* What the task requires:
All of the entries below need to be repeated exactly.

[Website and app data records]
───

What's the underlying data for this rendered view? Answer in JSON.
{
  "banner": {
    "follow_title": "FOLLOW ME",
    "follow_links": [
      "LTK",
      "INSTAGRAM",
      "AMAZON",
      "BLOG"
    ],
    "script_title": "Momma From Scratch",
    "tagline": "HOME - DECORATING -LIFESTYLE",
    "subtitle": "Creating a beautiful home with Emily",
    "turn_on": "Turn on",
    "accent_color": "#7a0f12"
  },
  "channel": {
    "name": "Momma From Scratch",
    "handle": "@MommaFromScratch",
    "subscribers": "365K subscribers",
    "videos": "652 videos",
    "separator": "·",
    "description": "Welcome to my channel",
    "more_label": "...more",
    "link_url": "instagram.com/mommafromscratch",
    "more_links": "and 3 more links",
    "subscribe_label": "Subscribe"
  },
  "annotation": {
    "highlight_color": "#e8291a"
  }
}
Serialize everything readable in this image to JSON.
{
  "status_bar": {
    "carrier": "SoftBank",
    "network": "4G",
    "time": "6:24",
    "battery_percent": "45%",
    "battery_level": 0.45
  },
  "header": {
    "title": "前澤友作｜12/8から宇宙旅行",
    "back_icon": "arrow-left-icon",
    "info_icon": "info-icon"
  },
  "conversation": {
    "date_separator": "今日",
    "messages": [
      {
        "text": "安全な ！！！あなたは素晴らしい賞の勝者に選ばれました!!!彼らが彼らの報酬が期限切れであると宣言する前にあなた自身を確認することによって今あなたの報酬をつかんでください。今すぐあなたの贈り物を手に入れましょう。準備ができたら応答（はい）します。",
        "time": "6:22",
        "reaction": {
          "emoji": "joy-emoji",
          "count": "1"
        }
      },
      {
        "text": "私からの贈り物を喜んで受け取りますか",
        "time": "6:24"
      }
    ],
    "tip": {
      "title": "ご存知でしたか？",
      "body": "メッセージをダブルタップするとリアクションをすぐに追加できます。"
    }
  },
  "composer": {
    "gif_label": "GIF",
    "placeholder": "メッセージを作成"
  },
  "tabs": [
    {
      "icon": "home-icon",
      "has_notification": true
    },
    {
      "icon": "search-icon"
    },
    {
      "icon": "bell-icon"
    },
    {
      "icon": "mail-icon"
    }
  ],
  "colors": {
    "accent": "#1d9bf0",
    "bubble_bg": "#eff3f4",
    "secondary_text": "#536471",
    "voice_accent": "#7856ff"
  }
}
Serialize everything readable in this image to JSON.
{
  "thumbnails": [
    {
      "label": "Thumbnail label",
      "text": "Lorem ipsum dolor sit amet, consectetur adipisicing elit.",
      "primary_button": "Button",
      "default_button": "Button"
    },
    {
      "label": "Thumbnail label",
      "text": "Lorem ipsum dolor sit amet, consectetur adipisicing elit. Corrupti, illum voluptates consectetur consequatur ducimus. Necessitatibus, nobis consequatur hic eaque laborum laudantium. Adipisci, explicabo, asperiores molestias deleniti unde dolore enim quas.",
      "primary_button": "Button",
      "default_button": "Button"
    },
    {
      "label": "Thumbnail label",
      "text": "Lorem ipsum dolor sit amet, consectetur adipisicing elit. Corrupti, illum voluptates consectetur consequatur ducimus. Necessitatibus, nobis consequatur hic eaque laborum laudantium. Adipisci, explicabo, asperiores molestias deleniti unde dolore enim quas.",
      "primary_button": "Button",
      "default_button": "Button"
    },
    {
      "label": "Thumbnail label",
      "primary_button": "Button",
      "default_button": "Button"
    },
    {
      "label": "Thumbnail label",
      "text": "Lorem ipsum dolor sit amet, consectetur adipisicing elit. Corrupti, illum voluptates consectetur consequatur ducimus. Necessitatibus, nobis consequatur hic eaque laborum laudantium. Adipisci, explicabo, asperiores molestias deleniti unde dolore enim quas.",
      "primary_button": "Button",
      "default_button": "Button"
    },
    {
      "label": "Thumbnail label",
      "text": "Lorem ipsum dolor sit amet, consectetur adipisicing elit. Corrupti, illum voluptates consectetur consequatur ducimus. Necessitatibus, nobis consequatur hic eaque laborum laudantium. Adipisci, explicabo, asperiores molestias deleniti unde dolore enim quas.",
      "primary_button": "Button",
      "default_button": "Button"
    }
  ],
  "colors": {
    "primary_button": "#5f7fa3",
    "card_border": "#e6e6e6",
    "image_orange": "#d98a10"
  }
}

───

* Expected output:
What's the underlying data for this rendered view? Answer in JSON.
{
  "banner": {
    "follow_title": "FOLLOW ME",
    "follow_links": [
      "LTK",
      "INSTAGRAM",
      "AMAZON",
      "BLOG"
    ],
    "script_title": "Momma From Scratch",
    "tagline": "HOME - DECORATING -LIFESTYLE",
    "subtitle": "Creating a beautiful home with Emily",
    "turn_on": "Turn on",
    "accent_color": "#7a0f12"
  },
  "channel": {
    "name": "Momma From Scratch",
    "handle": "@MommaFromScratch",
    "subscribers": "365K subscribers",
    "videos": "652 videos",
    "separator": "·",
    "description": "Welcome to my channel",
    "more_label": "...more",
    "link_url": "instagram.com/mommafromscratch",
    "more_links": "and 3 more links",
    "subscribe_label": "Subscribe"
  },
  "annotation": {
    "highlight_color": "#e8291a"
  }
}
Serialize everything readable in this image to JSON.
{
  "status_bar": {
    "carrier": "SoftBank",
    "network": "4G",
    "time": "6:24",
    "battery_percent": "45%",
    "battery_level": 0.45
  },
  "header": {
    "title": "前澤友作｜12/8から宇宙旅行",
    "back_icon": "arrow-left-icon",
    "info_icon": "info-icon"
  },
  "conversation": {
    "date_separator": "今日",
    "messages": [
      {
        "text": "安全な ！！！あなたは素晴らしい賞の勝者に選ばれました!!!彼らが彼らの報酬が期限切れであると宣言する前にあなた自身を確認することによって今あなたの報酬をつかんでください。今すぐあなたの贈り物を手に入れましょう。準備ができたら応答（はい）します。",
        "time": "6:22",
        "reaction": {
          "emoji": "joy-emoji",
          "count": "1"
        }
      },
      {
        "text": "私からの贈り物を喜んで受け取りますか",
        "time": "6:24"
      }
    ],
    "tip": {
      "title": "ご存知でしたか？",
      "body": "メッセージをダブルタップするとリアクションをすぐに追加できます。"
    }
  },
  "composer": {
    "gif_label": "GIF",
    "placeholder": "メッセージを作成"
  },
  "tabs": [
    {
      "icon": "home-icon",
      "has_notification": true
    },
    {
      "icon": "search-icon"
    },
    {
      "icon": "bell-icon"
    },
    {
      "icon": "mail-icon"
    }
  ],
  "colors": {
    "accent": "#1d9bf0",
    "bubble_bg": "#eff3f4",
    "secondary_text": "#536471",
    "voice_accent": "#7856ff"
  }
}
Serialize everything readable in this image to JSON.
{
  "thumbnails": [
    {
      "label": "Thumbnail label",
      "text": "Lorem ipsum dolor sit amet, consectetur adipisicing elit.",
      "primary_button": "Button",
      "default_button": "Button"
    },
    {
      "label": "Thumbnail label",
      "text": "Lorem ipsum dolor sit amet, consectetur adipisicing elit. Corrupti, illum voluptates consectetur consequatur ducimus. Necessitatibus, nobis consequatur hic eaque laborum laudantium. Adipisci, explicabo, asperiores molestias deleniti unde dolore enim quas.",
      "primary_button": "Button",
      "default_button": "Button"
    },
    {
      "label": "Thumbnail label",
      "text": "Lorem ipsum dolor sit amet, consectetur adipisicing elit. Corrupti, illum voluptates consectetur consequatur ducimus. Necessitatibus, nobis consequatur hic eaque laborum laudantium. Adipisci, explicabo, asperiores molestias deleniti unde dolore enim quas.",
      "primary_button": "Button",
      "default_button": "Button"
    },
    {
      "label": "Thumbnail label",
      "primary_button": "Button",
      "default_button": "Button"
    },
    {
      "label": "Thumbnail label",
      "text": "Lorem ipsum dolor sit amet, consectetur adipisicing elit. Corrupti, illum voluptates consectetur consequatur ducimus. Necessitatibus, nobis consequatur hic eaque laborum laudantium. Adipisci, explicabo, asperiores molestias deleniti unde dolore enim quas.",
      "primary_button": "Button",
      "default_button": "Button"
    },
    {
      "label": "Thumbnail label",
      "text": "Lorem ipsum dolor sit amet, consectetur adipisicing elit. Corrupti, illum voluptates consectetur consequatur ducimus. Necessitatibus, nobis consequatur hic eaque laborum laudantium. Adipisci, explicabo, asperiores molestias deleniti unde dolore enim quas.",
      "primary_button": "Button",
      "default_button": "Button"
    }
  ],
  "colors": {
    "primary_button": "#5f7fa3",
    "card_border": "#e6e6e6",
    "image_orange": "#d98a10"
  }
}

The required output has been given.